- _YOUR GOAL_: Determine the number of lines in the listing that contain "Toast". Write only that number.

- _DATA FOR REVIEW_:

..........

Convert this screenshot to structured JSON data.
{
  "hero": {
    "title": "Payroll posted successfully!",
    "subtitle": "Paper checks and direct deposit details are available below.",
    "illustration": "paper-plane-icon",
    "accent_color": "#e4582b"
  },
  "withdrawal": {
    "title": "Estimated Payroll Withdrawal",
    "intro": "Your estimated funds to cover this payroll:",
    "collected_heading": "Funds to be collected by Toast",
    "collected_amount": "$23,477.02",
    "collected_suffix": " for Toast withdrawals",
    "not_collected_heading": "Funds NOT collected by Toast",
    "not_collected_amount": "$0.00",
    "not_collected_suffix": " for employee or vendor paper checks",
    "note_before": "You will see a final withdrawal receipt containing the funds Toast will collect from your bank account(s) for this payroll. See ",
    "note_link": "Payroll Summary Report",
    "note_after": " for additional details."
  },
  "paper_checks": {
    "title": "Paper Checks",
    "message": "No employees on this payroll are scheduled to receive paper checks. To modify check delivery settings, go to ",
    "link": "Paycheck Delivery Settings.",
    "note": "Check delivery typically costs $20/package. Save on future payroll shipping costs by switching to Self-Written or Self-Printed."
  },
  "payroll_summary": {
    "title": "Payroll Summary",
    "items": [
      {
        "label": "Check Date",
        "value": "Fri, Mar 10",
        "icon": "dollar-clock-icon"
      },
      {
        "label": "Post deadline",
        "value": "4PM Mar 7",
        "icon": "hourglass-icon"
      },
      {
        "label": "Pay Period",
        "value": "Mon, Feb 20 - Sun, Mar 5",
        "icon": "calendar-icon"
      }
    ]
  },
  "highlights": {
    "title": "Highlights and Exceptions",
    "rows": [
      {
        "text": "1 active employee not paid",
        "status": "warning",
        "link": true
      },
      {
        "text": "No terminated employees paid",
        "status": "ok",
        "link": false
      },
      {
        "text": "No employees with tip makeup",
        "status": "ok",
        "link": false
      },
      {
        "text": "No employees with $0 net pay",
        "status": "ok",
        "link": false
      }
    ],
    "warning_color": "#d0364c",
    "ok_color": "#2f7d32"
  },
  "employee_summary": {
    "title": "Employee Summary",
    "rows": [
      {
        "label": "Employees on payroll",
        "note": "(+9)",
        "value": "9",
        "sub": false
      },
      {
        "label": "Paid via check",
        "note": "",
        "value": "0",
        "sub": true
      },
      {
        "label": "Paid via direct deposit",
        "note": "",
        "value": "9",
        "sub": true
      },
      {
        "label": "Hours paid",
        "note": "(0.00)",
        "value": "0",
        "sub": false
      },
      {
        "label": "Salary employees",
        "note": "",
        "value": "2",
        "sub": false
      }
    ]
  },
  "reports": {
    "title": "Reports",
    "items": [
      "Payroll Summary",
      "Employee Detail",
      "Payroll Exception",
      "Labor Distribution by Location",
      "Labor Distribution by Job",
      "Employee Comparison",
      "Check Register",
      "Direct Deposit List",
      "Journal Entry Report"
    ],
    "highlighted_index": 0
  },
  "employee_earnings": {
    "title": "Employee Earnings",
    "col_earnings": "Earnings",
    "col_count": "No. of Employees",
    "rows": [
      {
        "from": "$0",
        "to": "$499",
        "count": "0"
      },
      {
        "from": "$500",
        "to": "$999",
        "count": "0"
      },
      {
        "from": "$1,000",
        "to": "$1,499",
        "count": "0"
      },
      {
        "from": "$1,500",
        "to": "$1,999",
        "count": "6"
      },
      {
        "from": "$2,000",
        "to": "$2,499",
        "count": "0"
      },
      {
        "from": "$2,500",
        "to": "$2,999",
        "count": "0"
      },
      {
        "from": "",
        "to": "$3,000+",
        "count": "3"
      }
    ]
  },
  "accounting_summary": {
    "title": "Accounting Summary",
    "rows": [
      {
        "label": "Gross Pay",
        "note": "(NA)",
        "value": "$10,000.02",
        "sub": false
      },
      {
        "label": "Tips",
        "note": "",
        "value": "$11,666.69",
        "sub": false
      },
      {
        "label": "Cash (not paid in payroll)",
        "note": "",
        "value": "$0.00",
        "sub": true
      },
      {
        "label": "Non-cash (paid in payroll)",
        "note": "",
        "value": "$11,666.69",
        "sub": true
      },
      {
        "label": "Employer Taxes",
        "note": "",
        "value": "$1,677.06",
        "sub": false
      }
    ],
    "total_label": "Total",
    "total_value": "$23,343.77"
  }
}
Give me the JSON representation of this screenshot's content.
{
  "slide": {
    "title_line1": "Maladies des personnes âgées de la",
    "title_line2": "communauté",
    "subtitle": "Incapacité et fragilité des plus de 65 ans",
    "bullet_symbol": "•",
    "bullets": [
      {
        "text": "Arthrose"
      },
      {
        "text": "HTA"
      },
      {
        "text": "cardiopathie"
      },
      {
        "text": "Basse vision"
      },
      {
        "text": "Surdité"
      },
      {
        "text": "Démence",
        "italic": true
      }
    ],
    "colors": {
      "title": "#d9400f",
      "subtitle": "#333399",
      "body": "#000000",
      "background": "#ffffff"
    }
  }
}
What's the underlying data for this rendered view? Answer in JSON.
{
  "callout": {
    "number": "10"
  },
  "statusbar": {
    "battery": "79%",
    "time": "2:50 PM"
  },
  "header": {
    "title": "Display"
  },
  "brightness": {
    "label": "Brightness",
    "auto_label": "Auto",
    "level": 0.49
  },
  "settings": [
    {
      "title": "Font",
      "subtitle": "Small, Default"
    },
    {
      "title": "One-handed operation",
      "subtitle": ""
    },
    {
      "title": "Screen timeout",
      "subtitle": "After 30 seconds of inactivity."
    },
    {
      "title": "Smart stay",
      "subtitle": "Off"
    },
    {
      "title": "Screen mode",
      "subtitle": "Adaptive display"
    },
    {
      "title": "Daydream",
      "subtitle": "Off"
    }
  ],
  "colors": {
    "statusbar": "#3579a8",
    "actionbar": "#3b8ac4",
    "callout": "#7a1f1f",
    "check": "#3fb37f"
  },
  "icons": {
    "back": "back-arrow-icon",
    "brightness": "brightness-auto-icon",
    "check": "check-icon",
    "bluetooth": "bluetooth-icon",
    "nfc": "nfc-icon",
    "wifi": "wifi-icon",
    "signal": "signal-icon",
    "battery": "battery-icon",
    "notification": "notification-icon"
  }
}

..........

- _RESULT_: 4